Fuller told me that if she were to encounter a patient with your question, she’d begin by attempting to have them excavate their humanity from the larger fat-hostile culture. “A big part of it is learning to view the world from inside yourself, rather than looking at yourself from the outside,” she said. “Some of it is desensitizing yourself. You get out of the shower and you look in the mirror at your whole body and appreciate the fact that this is the body with which you move through the world. It’s there for everything you have to experience because you are not separate from your body.” She suggested touching your fat and appreciating its softness and squishiness, as opposed to rejecting it as disgusting.
In general, I think, you could use a bit more grounding in reality. It’s been a tough year for so many of us, and quarantine weight gain has been common. You “don’t believe” anyone would want to be with you, and so you’re making yourself unavailable, thus fulfilling your own prophecy that isn’t even a prophecy but a projection. You haven’t actually been rejected yet. You were a “pretty party girl” in your 20s, and now you’re in your 30s. Generally speaking, the older we get, the more inclined our bodies are to gain weight, which means the hot guys you were doing in your 20s are also 10 years older and more likely to have gained weight. You’re not going to be bagging the dick you did when you were younger—you have to modify your expectations with age or you’ll be terribly disappointed.
Also, Fuller pointed out something particularly astute: Those relationships that you’re rhapsodizing didn’t last.
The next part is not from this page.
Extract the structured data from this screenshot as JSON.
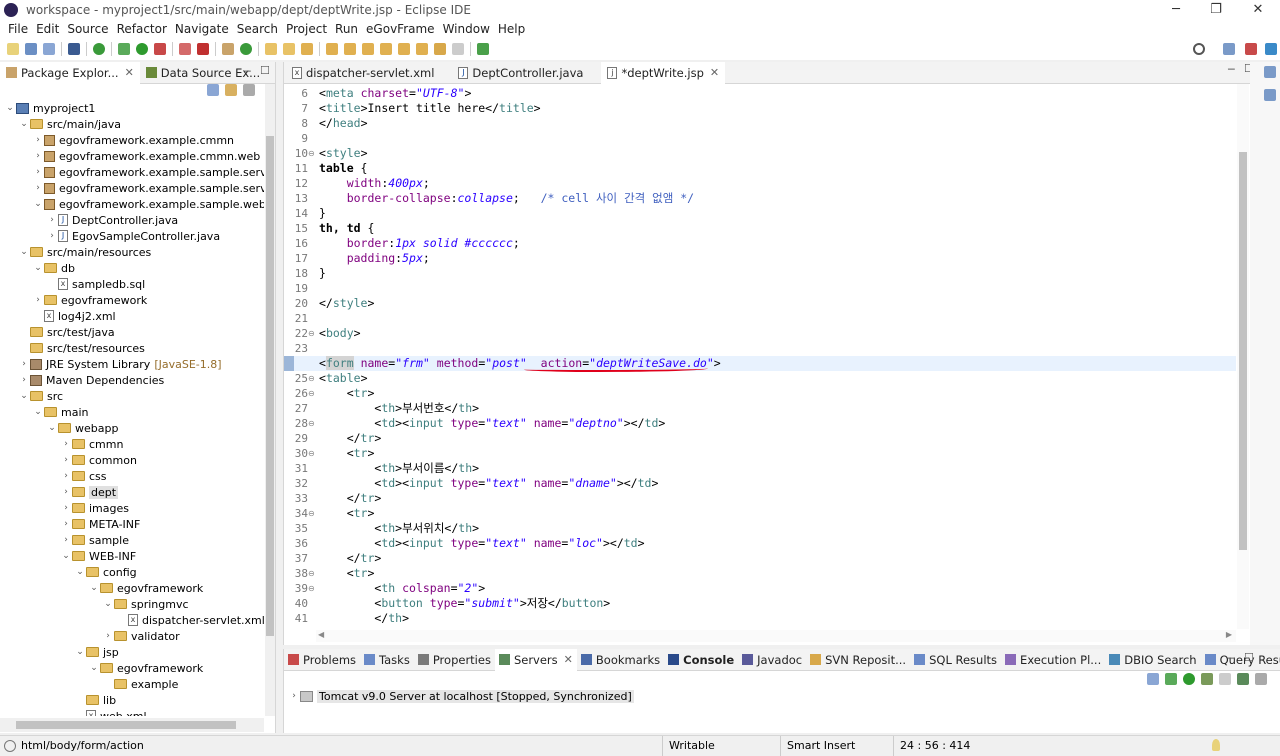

Perhaps their superficial nature is precisely why. “If the men she was interested in are only attracted to her because she had this hot body, [the relationship was] not going anywhere. When it comes right down to it, attractiveness is a small part of successful relationships. You have to like each other,” she said.
Given what you’ve written, you may want to attempt to invert the golden rule: Treat yourself as you would want others to treat you. This means not calling yourself “disgusting.” “We say things to our bodies that we would not say to another person,” observed Fuller. “If you said those things to your friend, they probably wouldn’t stay your friend for very long.” In a therapeutic seeing, Fuller told me, she’d want to explore what your self-loathing is at its root. What is it about for you to hate yourself this way? What is it doing to you and for you that you’re maintaining it? Answering those questions may put you on your path to acceptance. A good therapist could help guide you.
More How to Do It
I’ve noticed that you tend to admonish people for snooping no matter what. Is the answer that simple? I understand that in a perfect world you confront your partner if you suspected something was amiss, but in the real world, it’s not that simple. What if they lie? What if the accusation ruins things, even if there’s a perfectly reasonable explanation? What if you’re right? I dunno—could you talk through why the “don’t snoop” answer seems so natural to you and, frankly, all advice columnists?